_TASK ITEM:_ Find the word "text" in the data. Return every line where it appears.

_INFORMATION SHOWN:_
- - - -

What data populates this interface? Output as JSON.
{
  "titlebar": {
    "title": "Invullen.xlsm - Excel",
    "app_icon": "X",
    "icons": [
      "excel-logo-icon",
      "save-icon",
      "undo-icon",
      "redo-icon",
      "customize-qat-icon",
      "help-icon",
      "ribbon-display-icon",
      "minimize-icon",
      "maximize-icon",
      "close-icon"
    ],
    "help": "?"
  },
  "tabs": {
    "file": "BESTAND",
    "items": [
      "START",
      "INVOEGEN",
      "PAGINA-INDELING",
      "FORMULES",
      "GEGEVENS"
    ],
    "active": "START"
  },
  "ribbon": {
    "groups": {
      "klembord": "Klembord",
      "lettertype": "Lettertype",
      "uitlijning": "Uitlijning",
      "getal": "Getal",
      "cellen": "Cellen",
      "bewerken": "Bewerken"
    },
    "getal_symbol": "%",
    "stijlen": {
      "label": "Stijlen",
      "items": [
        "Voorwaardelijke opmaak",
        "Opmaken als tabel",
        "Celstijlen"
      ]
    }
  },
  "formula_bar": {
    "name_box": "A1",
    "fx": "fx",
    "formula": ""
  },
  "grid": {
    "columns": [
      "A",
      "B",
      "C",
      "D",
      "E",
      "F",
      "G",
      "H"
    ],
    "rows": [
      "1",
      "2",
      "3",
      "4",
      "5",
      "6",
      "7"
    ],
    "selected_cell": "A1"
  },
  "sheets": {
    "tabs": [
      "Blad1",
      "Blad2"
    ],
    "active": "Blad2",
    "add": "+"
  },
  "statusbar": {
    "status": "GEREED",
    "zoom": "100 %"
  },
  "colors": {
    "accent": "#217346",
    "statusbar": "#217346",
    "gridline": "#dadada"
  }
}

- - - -

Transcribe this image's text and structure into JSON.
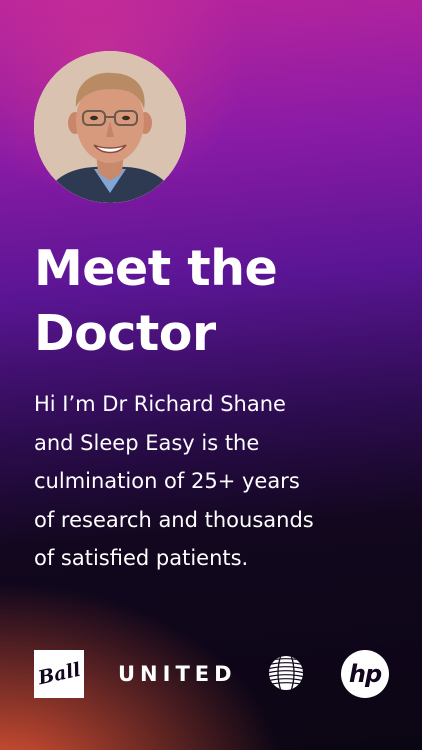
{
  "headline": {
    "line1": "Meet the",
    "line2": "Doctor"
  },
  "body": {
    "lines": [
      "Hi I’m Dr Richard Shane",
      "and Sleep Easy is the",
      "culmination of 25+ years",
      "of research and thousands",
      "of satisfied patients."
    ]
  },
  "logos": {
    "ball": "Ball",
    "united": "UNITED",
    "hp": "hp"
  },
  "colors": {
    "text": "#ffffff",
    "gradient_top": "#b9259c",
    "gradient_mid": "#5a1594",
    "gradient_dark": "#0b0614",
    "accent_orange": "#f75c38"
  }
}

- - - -

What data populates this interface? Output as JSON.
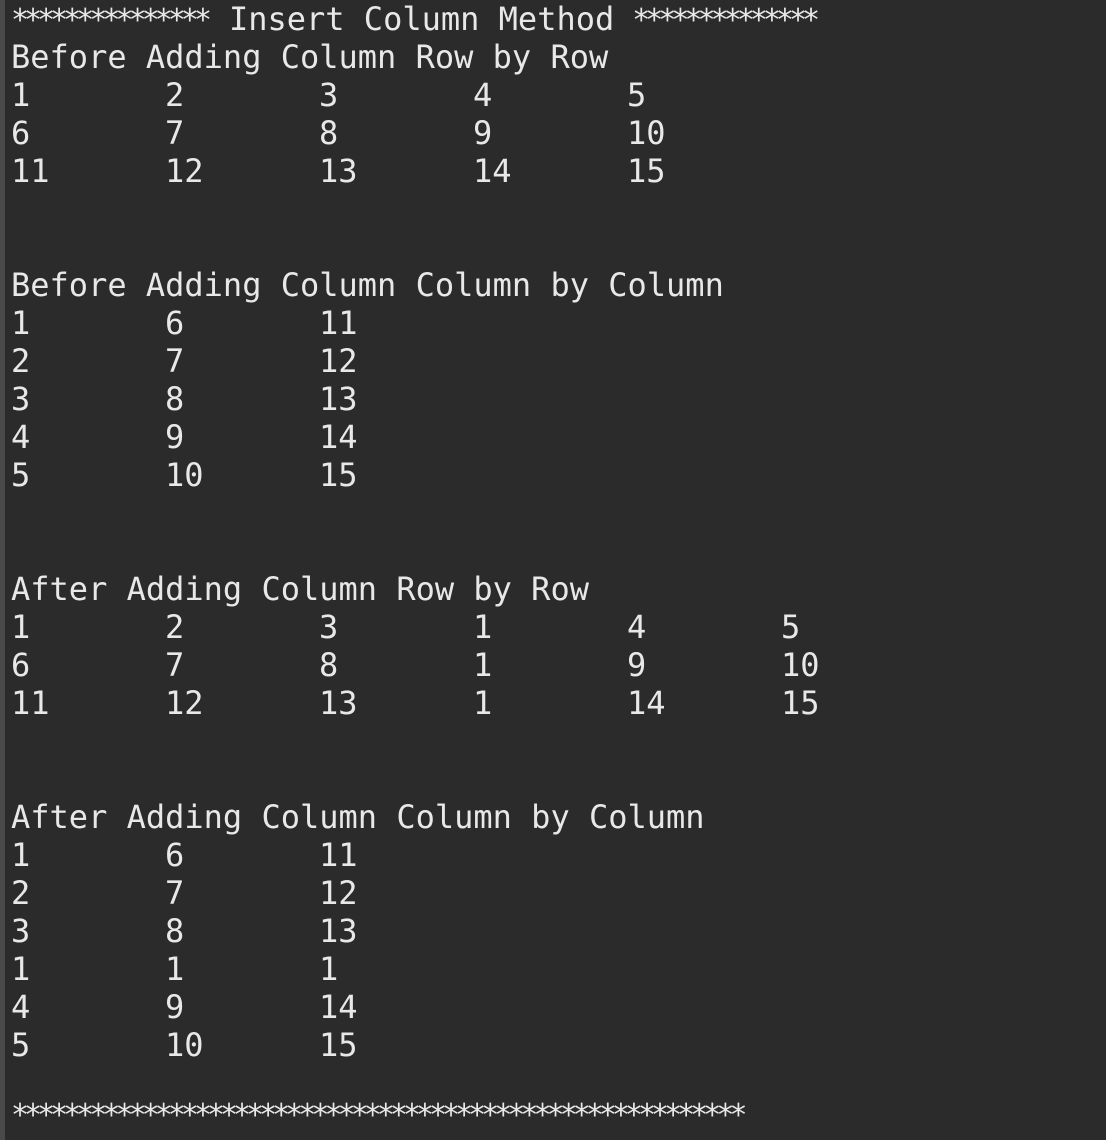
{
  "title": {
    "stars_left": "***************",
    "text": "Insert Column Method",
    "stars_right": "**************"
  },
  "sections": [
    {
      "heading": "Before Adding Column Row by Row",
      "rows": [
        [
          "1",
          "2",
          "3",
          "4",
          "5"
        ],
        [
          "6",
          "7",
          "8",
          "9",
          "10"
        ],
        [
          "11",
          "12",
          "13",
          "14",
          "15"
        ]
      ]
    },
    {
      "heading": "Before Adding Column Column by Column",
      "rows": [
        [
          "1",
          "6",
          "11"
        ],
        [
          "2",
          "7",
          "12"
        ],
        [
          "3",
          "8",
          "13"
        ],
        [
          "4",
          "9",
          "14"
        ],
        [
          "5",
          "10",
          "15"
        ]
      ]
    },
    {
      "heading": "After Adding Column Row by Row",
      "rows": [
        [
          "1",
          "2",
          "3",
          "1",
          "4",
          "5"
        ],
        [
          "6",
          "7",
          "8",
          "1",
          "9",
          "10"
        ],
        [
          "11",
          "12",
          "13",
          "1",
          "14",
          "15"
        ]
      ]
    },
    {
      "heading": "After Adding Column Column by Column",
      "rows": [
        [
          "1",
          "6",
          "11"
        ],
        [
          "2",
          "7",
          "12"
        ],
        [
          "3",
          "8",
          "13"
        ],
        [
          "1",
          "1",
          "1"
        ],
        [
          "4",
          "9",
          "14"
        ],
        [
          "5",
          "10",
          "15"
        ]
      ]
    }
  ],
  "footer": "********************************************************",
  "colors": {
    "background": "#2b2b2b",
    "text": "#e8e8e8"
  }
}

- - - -

_TASK ANSWER:_
Transcribe this image's text and structure into JSON.
    "text": "#ffffff",
    "text": "Insert Column Method",
    "text": "#e8e8e8"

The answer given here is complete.